◆ TRY IT:
Exactly as written, reproduce all of the entries.
__________
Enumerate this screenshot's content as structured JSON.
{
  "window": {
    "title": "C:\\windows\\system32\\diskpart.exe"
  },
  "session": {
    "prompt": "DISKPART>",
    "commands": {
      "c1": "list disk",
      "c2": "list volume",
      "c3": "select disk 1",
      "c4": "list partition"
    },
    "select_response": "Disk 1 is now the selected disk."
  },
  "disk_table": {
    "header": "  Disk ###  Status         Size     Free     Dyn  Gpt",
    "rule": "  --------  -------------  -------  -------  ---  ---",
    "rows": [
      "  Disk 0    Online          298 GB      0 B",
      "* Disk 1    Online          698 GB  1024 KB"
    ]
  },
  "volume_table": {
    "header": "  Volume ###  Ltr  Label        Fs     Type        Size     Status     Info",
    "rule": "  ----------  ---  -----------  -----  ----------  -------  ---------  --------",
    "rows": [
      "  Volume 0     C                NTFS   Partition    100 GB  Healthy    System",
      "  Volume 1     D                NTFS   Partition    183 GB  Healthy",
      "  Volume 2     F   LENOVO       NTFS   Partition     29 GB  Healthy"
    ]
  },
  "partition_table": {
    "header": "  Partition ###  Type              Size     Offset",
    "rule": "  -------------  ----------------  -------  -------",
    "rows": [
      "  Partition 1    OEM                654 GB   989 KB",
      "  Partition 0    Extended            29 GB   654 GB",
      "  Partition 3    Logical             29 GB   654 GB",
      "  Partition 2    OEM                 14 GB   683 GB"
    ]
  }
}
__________
◆ ANSWER:
Enumerate this screenshot's content as structured JSON.
{
  "window": {
    "title": "C:\\windows\\system32\\diskpart.exe"
  },
  "session": {
    "prompt": "DISKPART>",
    "commands": {
      "c1": "list disk",
      "c2": "list volume",
      "c3": "select disk 1",
      "c4": "list partition"
    },
    "select_response": "Disk 1 is now the selected disk."
  },
  "disk_table": {
    "header": "  Disk ###  Status         Size     Free     Dyn  Gpt",
    "rule": "  --------  -------------  -------  -------  ---  ---",
    "rows": [
      "  Disk 0    Online          298 GB      0 B",
      "* Disk 1    Online          698 GB  1024 KB"
    ]
  },
  "volume_table": {
    "header": "  Volume ###  Ltr  Label        Fs     Type        Size     Status     Info",
    "rule": "  ----------  ---  -----------  -----  ----------  -------  ---------  --------",
    "rows": [
      "  Volume 0     C                NTFS   Partition    100 GB  Healthy    System",
      "  Volume 1     D                NTFS   Partition    183 GB  Healthy",
      "  Volume 2     F   LENOVO       NTFS   Partition     29 GB  Healthy"
    ]
  },
  "partition_table": {
    "header": "  Partition ###  Type              Size     Offset",
    "rule": "  -------------  ----------------  -------  -------",
    "rows": [
      "  Partition 1    OEM                654 GB   989 KB",
      "  Partition 0    Extended            29 GB   654 GB",
      "  Partition 3    Logical             29 GB   654 GB",
      "  Partition 2    OEM                 14 GB   683 GB"
    ]
  }
}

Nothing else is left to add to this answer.